### [Entries taken from a collection]
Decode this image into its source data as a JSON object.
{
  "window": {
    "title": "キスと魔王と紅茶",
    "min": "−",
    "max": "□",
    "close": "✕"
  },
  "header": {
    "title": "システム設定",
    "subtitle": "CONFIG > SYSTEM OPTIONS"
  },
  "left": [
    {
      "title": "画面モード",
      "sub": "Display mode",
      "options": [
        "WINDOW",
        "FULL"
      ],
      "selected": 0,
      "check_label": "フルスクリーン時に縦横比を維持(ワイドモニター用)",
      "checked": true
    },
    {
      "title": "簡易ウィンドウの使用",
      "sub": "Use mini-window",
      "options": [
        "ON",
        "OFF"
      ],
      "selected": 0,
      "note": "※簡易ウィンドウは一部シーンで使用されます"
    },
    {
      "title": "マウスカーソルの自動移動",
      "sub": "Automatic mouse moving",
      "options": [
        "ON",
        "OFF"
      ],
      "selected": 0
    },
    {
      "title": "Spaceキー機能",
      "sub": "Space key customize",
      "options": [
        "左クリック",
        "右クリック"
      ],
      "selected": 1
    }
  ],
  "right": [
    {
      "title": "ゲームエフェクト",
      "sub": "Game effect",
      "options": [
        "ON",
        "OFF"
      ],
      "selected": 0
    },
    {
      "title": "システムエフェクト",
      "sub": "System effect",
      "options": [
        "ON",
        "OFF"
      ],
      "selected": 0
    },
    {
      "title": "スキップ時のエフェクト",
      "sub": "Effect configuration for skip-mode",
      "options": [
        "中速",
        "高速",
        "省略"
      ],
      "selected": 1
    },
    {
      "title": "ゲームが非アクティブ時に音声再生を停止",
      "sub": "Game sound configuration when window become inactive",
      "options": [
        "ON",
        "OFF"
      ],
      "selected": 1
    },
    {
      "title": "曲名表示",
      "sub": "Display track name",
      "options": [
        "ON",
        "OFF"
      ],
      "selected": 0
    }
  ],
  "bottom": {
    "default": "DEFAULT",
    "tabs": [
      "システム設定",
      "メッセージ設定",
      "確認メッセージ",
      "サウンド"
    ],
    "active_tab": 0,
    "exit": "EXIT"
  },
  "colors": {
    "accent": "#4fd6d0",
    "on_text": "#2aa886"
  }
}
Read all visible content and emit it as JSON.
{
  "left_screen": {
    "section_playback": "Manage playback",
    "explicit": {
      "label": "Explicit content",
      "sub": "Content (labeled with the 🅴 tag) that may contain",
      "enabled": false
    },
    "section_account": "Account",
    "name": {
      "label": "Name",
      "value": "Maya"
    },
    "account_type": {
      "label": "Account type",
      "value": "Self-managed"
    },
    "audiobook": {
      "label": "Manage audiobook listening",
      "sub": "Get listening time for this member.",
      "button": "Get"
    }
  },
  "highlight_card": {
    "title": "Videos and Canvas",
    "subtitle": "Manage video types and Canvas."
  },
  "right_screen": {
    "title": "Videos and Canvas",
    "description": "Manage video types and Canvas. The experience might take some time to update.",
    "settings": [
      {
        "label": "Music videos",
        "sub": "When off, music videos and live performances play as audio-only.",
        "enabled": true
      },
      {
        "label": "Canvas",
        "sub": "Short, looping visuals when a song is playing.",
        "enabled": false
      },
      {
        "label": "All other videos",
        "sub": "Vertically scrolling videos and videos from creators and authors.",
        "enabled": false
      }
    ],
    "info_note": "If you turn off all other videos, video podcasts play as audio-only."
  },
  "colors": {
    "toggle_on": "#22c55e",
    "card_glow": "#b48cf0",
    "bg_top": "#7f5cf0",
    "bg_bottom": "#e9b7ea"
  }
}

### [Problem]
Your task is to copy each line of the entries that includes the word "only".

### [Exercise result]
        "sub": "When off, music videos and live performances play as audio-only.",
    "info_note": "If you turn off all other videos, video podcasts play as audio-only."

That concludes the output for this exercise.